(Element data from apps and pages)

- - -

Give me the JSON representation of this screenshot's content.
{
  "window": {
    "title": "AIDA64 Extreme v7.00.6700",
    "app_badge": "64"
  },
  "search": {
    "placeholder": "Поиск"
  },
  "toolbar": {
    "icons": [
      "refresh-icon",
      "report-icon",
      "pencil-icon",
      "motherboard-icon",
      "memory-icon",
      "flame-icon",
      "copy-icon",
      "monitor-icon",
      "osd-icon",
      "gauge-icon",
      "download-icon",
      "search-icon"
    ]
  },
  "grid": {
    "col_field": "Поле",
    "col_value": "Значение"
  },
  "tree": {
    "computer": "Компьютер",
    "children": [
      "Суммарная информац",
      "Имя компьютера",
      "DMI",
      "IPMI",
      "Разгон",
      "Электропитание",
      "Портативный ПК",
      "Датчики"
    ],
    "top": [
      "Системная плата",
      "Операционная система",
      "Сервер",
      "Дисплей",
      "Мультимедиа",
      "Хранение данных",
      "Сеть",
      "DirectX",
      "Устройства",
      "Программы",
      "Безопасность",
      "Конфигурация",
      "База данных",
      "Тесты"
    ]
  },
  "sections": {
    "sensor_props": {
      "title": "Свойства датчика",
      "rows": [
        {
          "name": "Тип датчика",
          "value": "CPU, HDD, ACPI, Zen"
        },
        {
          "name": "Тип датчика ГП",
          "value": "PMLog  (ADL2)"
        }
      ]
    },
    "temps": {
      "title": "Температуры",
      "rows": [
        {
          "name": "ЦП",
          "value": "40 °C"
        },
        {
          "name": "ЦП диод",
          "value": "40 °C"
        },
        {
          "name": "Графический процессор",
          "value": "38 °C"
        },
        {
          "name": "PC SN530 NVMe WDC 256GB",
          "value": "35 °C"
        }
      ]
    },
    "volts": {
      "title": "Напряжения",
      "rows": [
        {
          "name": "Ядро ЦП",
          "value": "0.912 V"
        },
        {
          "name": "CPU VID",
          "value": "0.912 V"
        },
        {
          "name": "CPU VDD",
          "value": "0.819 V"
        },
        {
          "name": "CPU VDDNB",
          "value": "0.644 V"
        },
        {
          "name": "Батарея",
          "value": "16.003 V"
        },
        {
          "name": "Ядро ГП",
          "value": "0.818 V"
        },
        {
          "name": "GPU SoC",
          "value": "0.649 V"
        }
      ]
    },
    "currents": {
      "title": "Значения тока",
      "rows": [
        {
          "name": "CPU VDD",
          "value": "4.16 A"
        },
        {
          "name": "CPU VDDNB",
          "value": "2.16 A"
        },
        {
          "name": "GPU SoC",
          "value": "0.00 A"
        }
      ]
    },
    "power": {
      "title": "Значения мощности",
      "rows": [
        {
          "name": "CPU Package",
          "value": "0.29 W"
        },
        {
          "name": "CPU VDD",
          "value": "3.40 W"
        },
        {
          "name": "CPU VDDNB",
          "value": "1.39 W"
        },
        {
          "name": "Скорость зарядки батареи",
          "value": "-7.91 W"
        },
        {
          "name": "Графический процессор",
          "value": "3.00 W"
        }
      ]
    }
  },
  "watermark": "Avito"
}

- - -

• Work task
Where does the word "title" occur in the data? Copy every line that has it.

• Finished task
    "title": "AIDA64 Extreme v7.00.6700",
      "title": "Свойства датчика",
      "title": "Температуры",
      "title": "Напряжения",
      "title": "Значения тока",
      "title": "Значения мощности",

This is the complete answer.